• **Exercise objective**
Look for the word "employees" in the material below. Copy each line that has it.

• **Dataset records**
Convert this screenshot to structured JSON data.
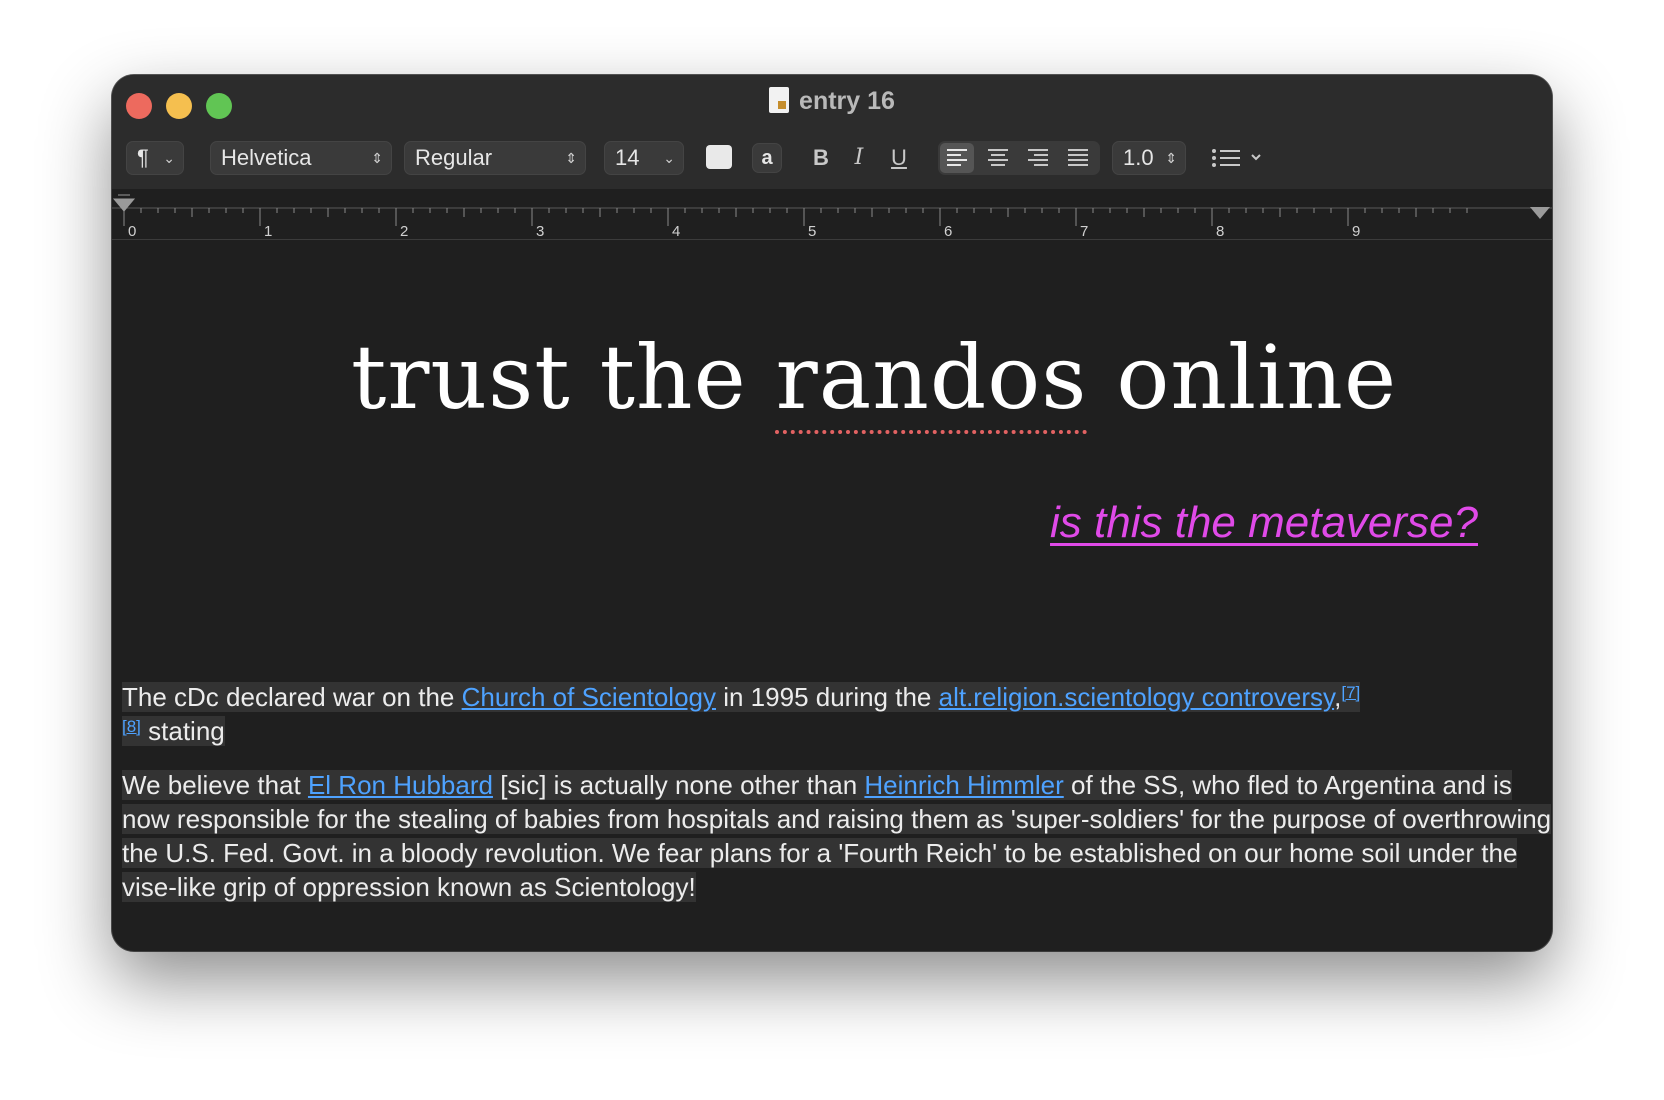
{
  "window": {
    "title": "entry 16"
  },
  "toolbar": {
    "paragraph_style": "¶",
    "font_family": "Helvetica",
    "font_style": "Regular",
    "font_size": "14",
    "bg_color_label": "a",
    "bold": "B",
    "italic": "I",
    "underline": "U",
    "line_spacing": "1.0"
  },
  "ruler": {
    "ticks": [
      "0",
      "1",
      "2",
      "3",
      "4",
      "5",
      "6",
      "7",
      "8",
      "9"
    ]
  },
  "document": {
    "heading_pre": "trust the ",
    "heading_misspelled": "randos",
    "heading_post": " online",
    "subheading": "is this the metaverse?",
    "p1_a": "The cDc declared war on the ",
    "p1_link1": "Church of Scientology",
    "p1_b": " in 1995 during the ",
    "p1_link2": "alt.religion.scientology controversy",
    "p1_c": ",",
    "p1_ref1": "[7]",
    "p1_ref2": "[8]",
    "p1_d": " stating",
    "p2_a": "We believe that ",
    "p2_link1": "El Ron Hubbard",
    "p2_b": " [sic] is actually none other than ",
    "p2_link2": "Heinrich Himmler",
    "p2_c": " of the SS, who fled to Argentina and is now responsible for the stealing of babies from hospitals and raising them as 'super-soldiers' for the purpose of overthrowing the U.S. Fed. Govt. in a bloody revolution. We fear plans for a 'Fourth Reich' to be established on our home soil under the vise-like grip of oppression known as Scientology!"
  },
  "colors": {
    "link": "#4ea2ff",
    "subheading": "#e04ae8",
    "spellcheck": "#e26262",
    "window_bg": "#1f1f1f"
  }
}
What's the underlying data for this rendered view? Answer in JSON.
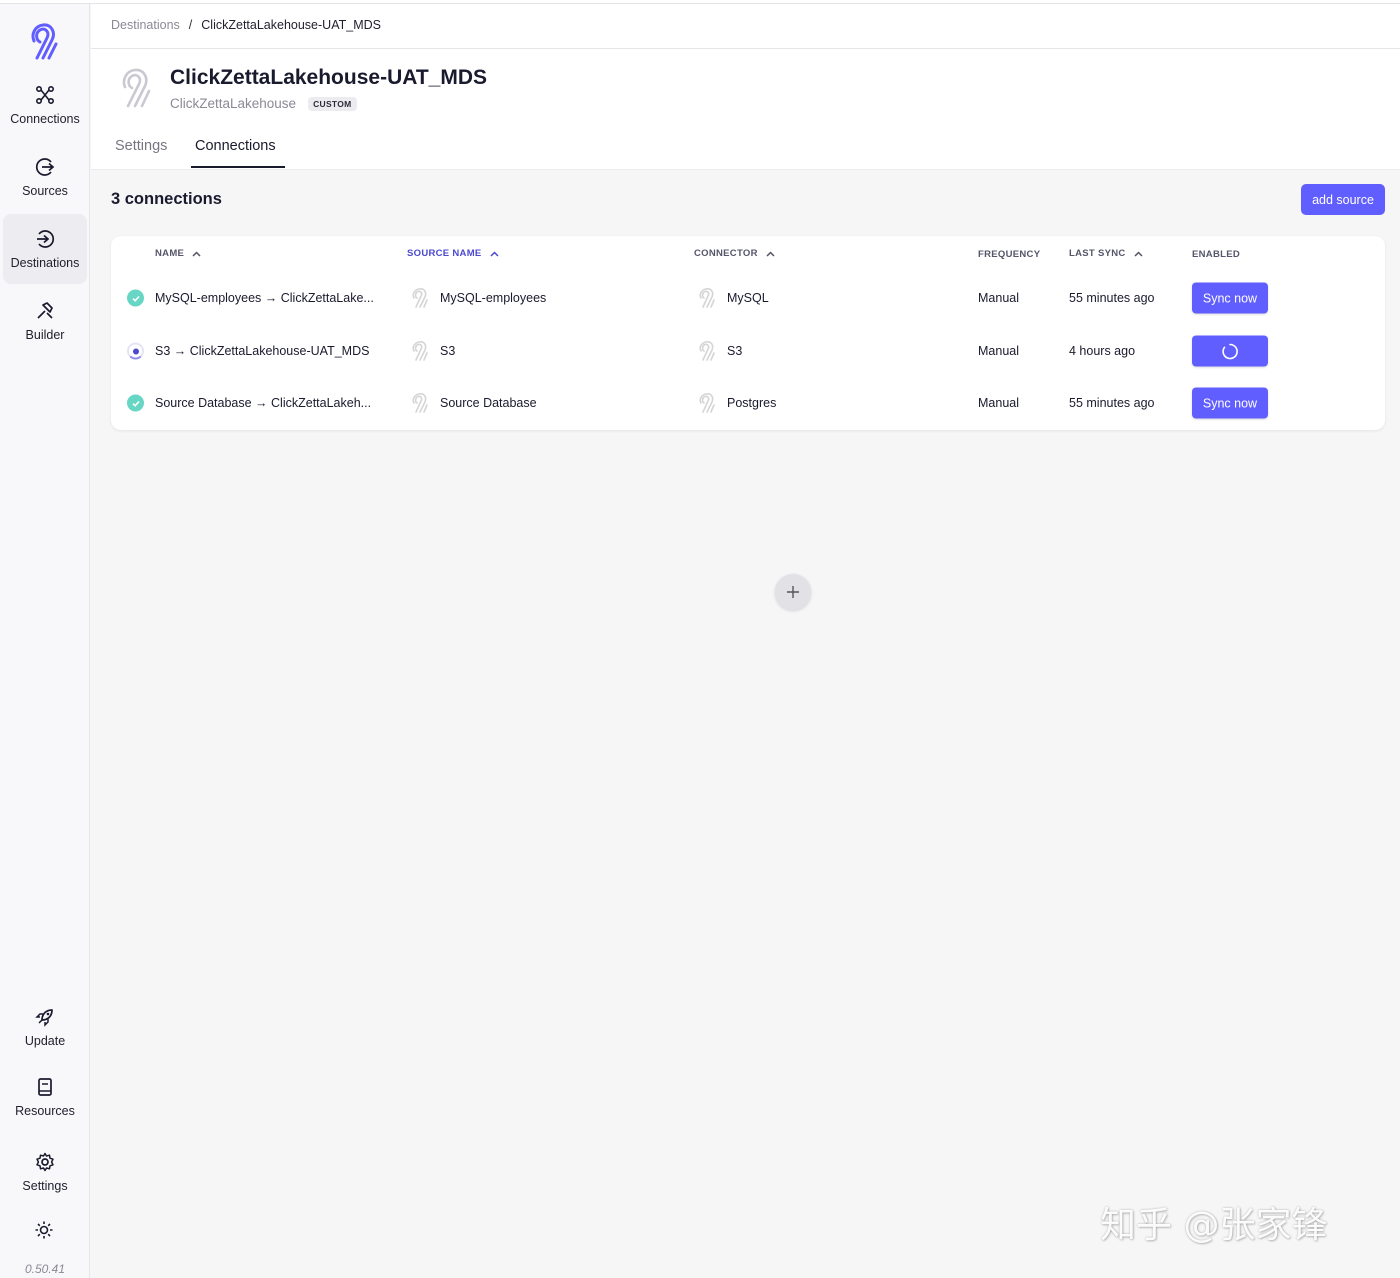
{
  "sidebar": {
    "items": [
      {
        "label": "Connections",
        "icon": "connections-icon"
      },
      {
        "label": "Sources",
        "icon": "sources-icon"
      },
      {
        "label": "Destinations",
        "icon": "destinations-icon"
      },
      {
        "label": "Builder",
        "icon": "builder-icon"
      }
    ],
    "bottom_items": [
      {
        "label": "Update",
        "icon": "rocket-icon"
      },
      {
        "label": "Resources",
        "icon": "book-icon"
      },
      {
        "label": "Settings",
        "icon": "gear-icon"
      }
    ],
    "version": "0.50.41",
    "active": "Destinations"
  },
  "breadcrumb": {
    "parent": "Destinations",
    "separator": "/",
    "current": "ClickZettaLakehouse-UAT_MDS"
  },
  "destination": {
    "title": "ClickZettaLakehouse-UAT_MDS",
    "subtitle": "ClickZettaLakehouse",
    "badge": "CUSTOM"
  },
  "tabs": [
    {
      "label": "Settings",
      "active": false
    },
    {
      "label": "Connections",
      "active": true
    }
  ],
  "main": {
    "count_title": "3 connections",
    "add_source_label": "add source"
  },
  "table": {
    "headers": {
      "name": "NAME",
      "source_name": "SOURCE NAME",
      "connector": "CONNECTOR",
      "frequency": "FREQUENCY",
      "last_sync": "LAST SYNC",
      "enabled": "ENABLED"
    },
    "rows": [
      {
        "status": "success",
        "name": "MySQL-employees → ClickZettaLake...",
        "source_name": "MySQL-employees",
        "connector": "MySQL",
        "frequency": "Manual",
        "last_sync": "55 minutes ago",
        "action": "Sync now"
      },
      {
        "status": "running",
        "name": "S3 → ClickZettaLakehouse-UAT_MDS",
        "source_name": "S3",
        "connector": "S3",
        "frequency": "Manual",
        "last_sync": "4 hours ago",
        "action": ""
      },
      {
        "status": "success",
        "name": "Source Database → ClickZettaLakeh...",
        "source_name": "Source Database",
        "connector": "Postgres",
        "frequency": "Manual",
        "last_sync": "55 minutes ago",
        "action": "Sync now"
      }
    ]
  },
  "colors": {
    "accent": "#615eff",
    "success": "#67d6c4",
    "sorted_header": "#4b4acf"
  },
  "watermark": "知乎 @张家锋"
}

• **Answer for the task**
        "name": "MySQL-employees → ClickZettaLake...",
        "source_name": "MySQL-employees",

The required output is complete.